Firstly, I would like to make it clear that ‘assisted suicide’ in this statement is referring to active euthanasia which is performed by a doctor. This may be an injection or a form of medication which are both administered by the doctor to a terminally ill patient with a significantly reduced quality of life. In regards to this statement, we are not referring to passive euthanasia in which medication is withdrawn or a life support machine is switched off. Also, the statement only applies to terminally ill patients. This was a common misunderstanding amongst the debaters so I thought it would be worth clarifying it.
Physician-assisted suicide and euthanasia have been profound ethical issues confronting doctors since the birth of Western medicine, more than 2,000 years ago.”
― Ezekiel Emanuel
Patient’s best interests:
- Legalising euthanasia may cause an ill or disabled people to feel under pressure to end their lives, perhaps because of the cost of the medical treatment needed to keep them alive, or because they do not want to be a ‘burden’ on friends and family.
- Advances in palliative care and mental health treatment mean there is no reason why any person should ever feel that they are suffering intolerably.
- Legalising euthanasia may discourage research into palliative treatments, and possibly prevent cures for people with terminal illnesses being found – this would not be fair towards those who do not want to end their lives.

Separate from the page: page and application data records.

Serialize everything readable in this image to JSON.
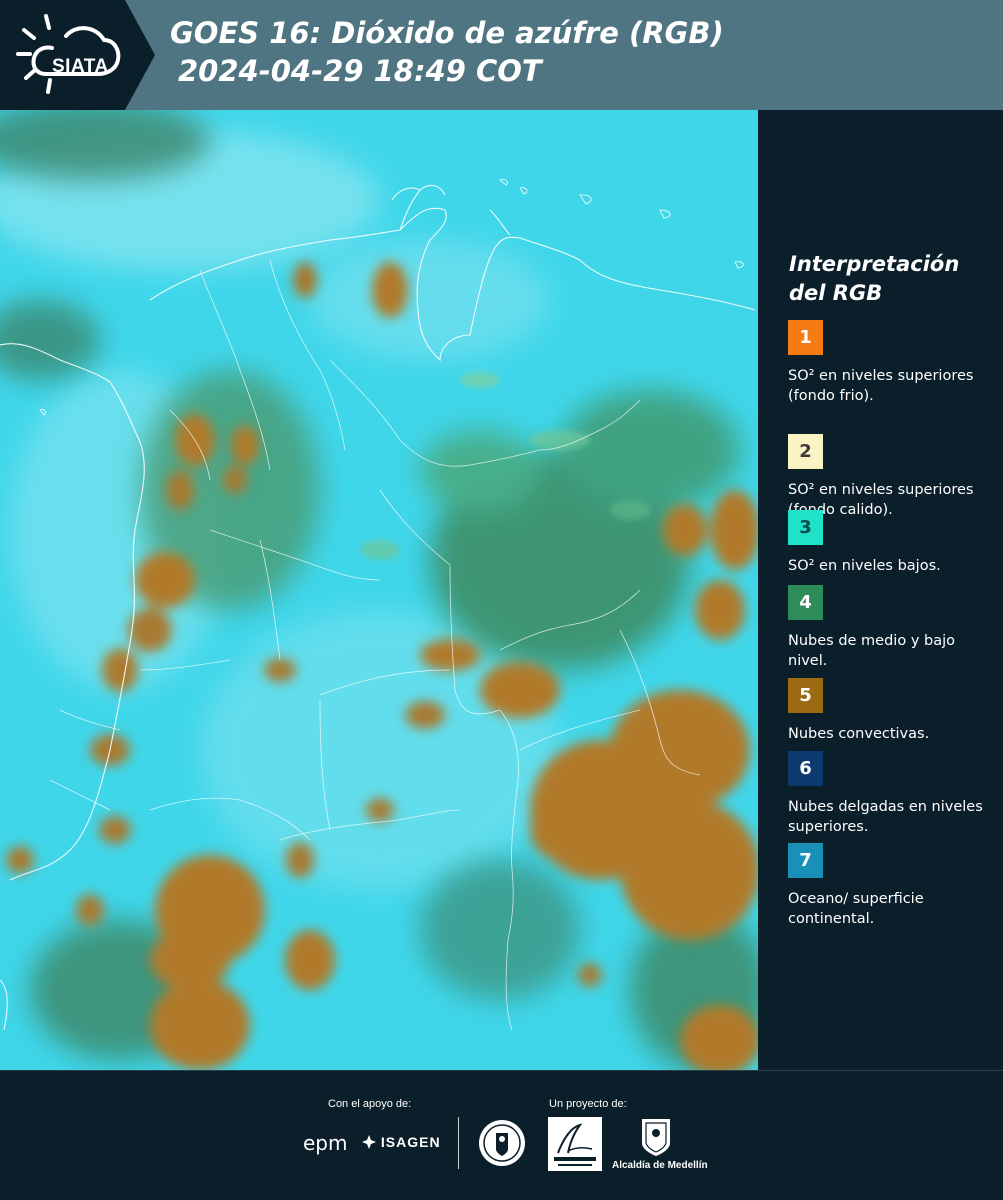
{
  "header": {
    "logo_text": "SIATA",
    "title_line1": "GOES 16: Dióxido de azúfre (RGB)",
    "title_line2": "2024-04-29 18:49 COT"
  },
  "legend": {
    "title": "Interpretación del RGB",
    "items": [
      {
        "number": "1",
        "color": "#f47c12",
        "text": "SO² en niveles superiores (fondo frio)."
      },
      {
        "number": "2",
        "color": "#fcf3c4",
        "text": "SO² en niveles superiores (fondo calido)."
      },
      {
        "number": "3",
        "color": "#1fe3c8",
        "text": "SO² en niveles bajos."
      },
      {
        "number": "4",
        "color": "#2e8b5a",
        "text": "Nubes de medio y bajo nivel."
      },
      {
        "number": "5",
        "color": "#9b6a12",
        "text": "Nubes convectivas."
      },
      {
        "number": "6",
        "color": "#0c3a6e",
        "text": "Nubes delgadas en niveles superiores."
      },
      {
        "number": "7",
        "color": "#1a8fb8",
        "text": "Oceano/ superficie continental."
      }
    ]
  },
  "footer": {
    "support_label": "Con el apoyo de:",
    "project_label": "Un proyecto de:",
    "sponsor1": "epm",
    "sponsor2": "ISAGEN",
    "partner1": "Area Metropolitana Valle de Aburrá",
    "partner2": "Alcaldía de Medellín"
  },
  "colors": {
    "ocean_cyan": "#3fd6ea",
    "cloud_orange": "#b07a2c",
    "cloud_green": "#3d8a5e",
    "background": "#0b1f2b",
    "header_band": "#4f7482"
  }
}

- Occasionally, doctors may be mistaken about a person’s diagnosis and outlook, and the person may choose euthanasia after being wrongly told that they have a terminal condition.
- The patient’s request for euthanasia could actually be a ‘cry for help’, implying that life is not worth living now but could be worth living if various symptoms or fears were managed.
- A patient could request euthanasia for a passing phase of their disease, but is likely to feel much better in a while.
The Slippery Slope Argument:
- Voluntary euthanasia is the start of a slippery slope that leads to involuntary euthanasia and the killing of people who are thought undesirable.
- If the government starts killing its own citizens it will result in a very dangerous precedent being set.
- Many people believe that only God has the right to end a human life. Euthanasia weakens society’s respect for the sanctity of life
- Some non-religious people may also have similar beliefs based on the view that permitting euthanasia and assisted suicide ‘devalues’ life.
- Legalising euthanasia could lead to significant unintended changes in our healthcare system and society at large that we would later come to regret. Allowing euthanasia undermines the commitment of doctors and nurses to saving lives.
- Asking doctors to abandon their obligation to preserve human life could potentially damage the doctor-patient relationship.
- Hastening death on a regular basis could become a routine administrative task for doctors, leading to a lack of compassion when dealing with elderly, disabled or terminally ill people.
- Euthanasia may become a cost-effective way to treat the terminally ill.
- Asking doctors, nurses or any other healthcare professional to carry out euthanasia or assist in a suicide would be a violation of fundamental medical ethics. in the words of the International Code of Medical Ethics, is: “A physician shall always bear in mind the obligation to respect human life”.